Teller portrayed Bradley "Rooster" Bradshaw, a fighter pilot whose late father, Goose, was the best friend of Cruise's titular Maverick. Accepting the role, however, didn't come without trepidation. "I don't want this to come out the wrong way, but there was a part of me that didn't know if I wanted to be a part of something that could bring that much attention and success to me," Teller explained in an interview with Men's Health. "Everybody views success differently. For me, it didn't necessarily mean being a part of the biggest movie." The film was a huge success, and plans were soon underway for a third "Top Gun" movie, with Teller set to return alongside Cruise. However, work on the sequel progressed slowly. "We had preliminary stuff," producer Jerry Bruckheimer told Games Radar in May 2024. "We're not there yet. [There's] ways to go."
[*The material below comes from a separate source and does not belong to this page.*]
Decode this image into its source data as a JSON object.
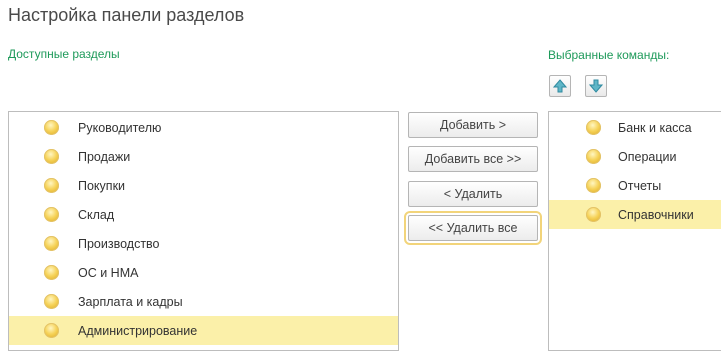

A long delay between movies is perfectly fine with Teller, who doesn't feel driven to make multiple movies per year. "I'm not one of those people who worry about if people don't see me every six months," he told Men's Health. "I don't feel like my career is dying."

He addressed controversy over his casting in a Michael Jackson biopic

In early 2024, Deadline reported that Miles Teller had joined the cast of "Michael," a big-budget biopic about late King of Pop Michael Jackson to be directed by Antoine Fuqua ("Training Day"). Teller was set to play attorney John Branca — who is one of the film's producers, Jackson's manager at the time of his death in 2009, and co-executor of Jackson's estate.

The project's announcement, however, generated controversy after reports that the screenplay would sidestep the lingering allegations of child sexual abuse that cast a pall over Jackson's final years. 

When asked about the controversy by Variety, Teller insisted that he considered all aspects about every project he takes on, and that was certainly the case with this one. "Before I choose any role, I consider everything about it," he said. "Regardless of what you know or what your opinion may be, Michael is one of the greatest to ever do it, if not the greatest. He deserves a movie, and I'm excited to be a part of it."